● Supplied material:

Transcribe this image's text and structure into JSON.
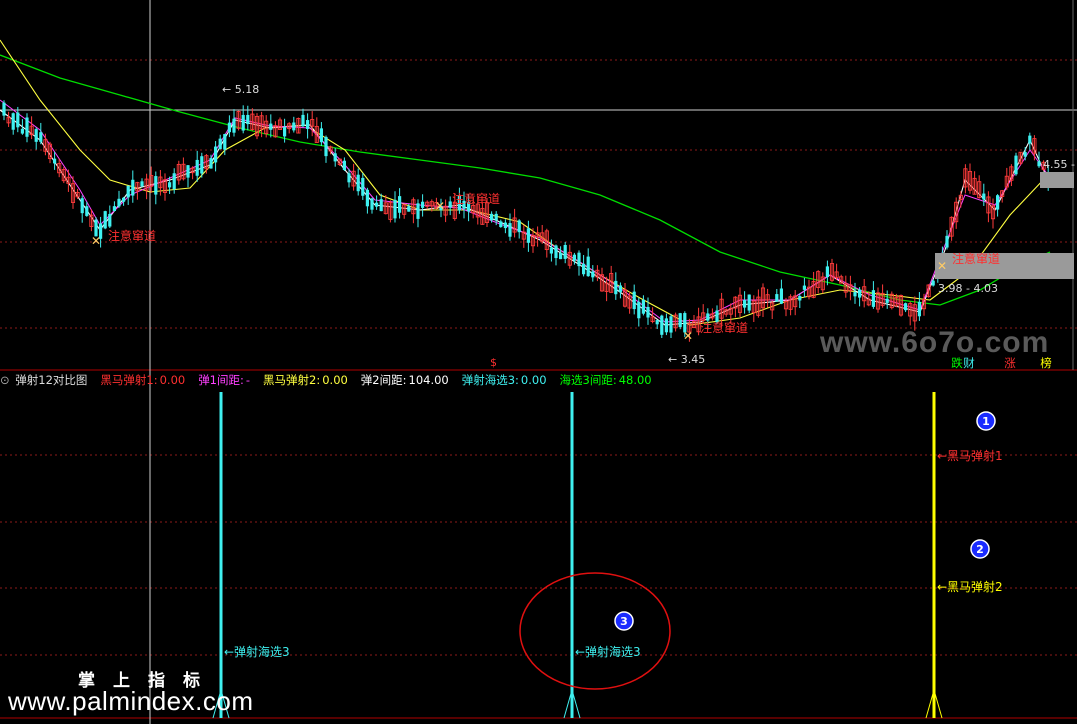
{
  "colors": {
    "background": "#000000",
    "grid": "#8b1a1a",
    "up": "#ff3b3b",
    "down": "#3ff0f0",
    "ma_white": "#ffffff",
    "ma_yellow": "#ffff40",
    "ma_magenta": "#ff40ff",
    "ma_green": "#00dd00",
    "cyan": "#3ff0f0",
    "yellow": "#ffff00",
    "red": "#ff3030",
    "magenta": "#ff40ff",
    "green": "#00ff00"
  },
  "main_chart": {
    "price_labels": {
      "high": "5.18",
      "low": "3.45",
      "right": "4.55",
      "range": "3.98 - 4.03"
    },
    "signal_label": "注意窜道",
    "marker_s": "$"
  },
  "right_buttons": [
    {
      "label": "跌",
      "color": "#00ff00"
    },
    {
      "label": "财",
      "color": "#3ff0f0"
    },
    {
      "label": "涨",
      "color": "#ff3030"
    },
    {
      "label": "榜",
      "color": "#ffff00"
    }
  ],
  "indicator_header": {
    "icon": "circle-arrow-icon",
    "title": "弹射12对比图",
    "fields": [
      {
        "label": "黑马弹射1:",
        "value": "0.00",
        "color": "#ff3030"
      },
      {
        "label": "弹1间距:",
        "value": "-",
        "color": "#ff40ff"
      },
      {
        "label": "黑马弹射2:",
        "value": "0.00",
        "color": "#ffff40"
      },
      {
        "label": "弹2间距:",
        "value": "104.00",
        "color": "#ffffff"
      },
      {
        "label": "弹射海选3:",
        "value": "0.00",
        "color": "#3ff0f0"
      },
      {
        "label": "海选3间距:",
        "value": "48.00",
        "color": "#00ff00"
      }
    ]
  },
  "indicator": {
    "line_labels": {
      "heima1": "←黑马弹射1",
      "heima2": "←黑马弹射2",
      "haixuan3": "←弹射海选3"
    },
    "badges": [
      "1",
      "2",
      "3"
    ]
  },
  "watermarks": {
    "site_top": "www.6o7o.com",
    "cn_label": "掌上指标",
    "site_bottom": "www.palmindex.com"
  }
}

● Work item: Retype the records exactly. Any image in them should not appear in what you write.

● Expected answer:
Transcribe this image's text and structure into JSON.
{
  "colors": {
    "background": "#000000",
    "grid": "#8b1a1a",
    "up": "#ff3b3b",
    "down": "#3ff0f0",
    "ma_white": "#ffffff",
    "ma_yellow": "#ffff40",
    "ma_magenta": "#ff40ff",
    "ma_green": "#00dd00",
    "cyan": "#3ff0f0",
    "yellow": "#ffff00",
    "red": "#ff3030",
    "magenta": "#ff40ff",
    "green": "#00ff00"
  },
  "main_chart": {
    "price_labels": {
      "high": "5.18",
      "low": "3.45",
      "right": "4.55",
      "range": "3.98 - 4.03"
    },
    "signal_label": "注意窜道",
    "marker_s": "$"
  },
  "right_buttons": [
    {
      "label": "跌",
      "color": "#00ff00"
    },
    {
      "label": "财",
      "color": "#3ff0f0"
    },
    {
      "label": "涨",
      "color": "#ff3030"
    },
    {
      "label": "榜",
      "color": "#ffff00"
    }
  ],
  "indicator_header": {
    "icon": "circle-arrow-icon",
    "title": "弹射12对比图",
    "fields": [
      {
        "label": "黑马弹射1:",
        "value": "0.00",
        "color": "#ff3030"
      },
      {
        "label": "弹1间距:",
        "value": "-",
        "color": "#ff40ff"
      },
      {
        "label": "黑马弹射2:",
        "value": "0.00",
        "color": "#ffff40"
      },
      {
        "label": "弹2间距:",
        "value": "104.00",
        "color": "#ffffff"
      },
      {
        "label": "弹射海选3:",
        "value": "0.00",
        "color": "#3ff0f0"
      },
      {
        "label": "海选3间距:",
        "value": "48.00",
        "color": "#00ff00"
      }
    ]
  },
  "indicator": {
    "line_labels": {
      "heima1": "←黑马弹射1",
      "heima2": "←黑马弹射2",
      "haixuan3": "←弹射海选3"
    },
    "badges": [
      "1",
      "2",
      "3"
    ]
  },
  "watermarks": {
    "site_top": "www.6o7o.com",
    "cn_label": "掌上指标",
    "site_bottom": "www.palmindex.com"
  }
}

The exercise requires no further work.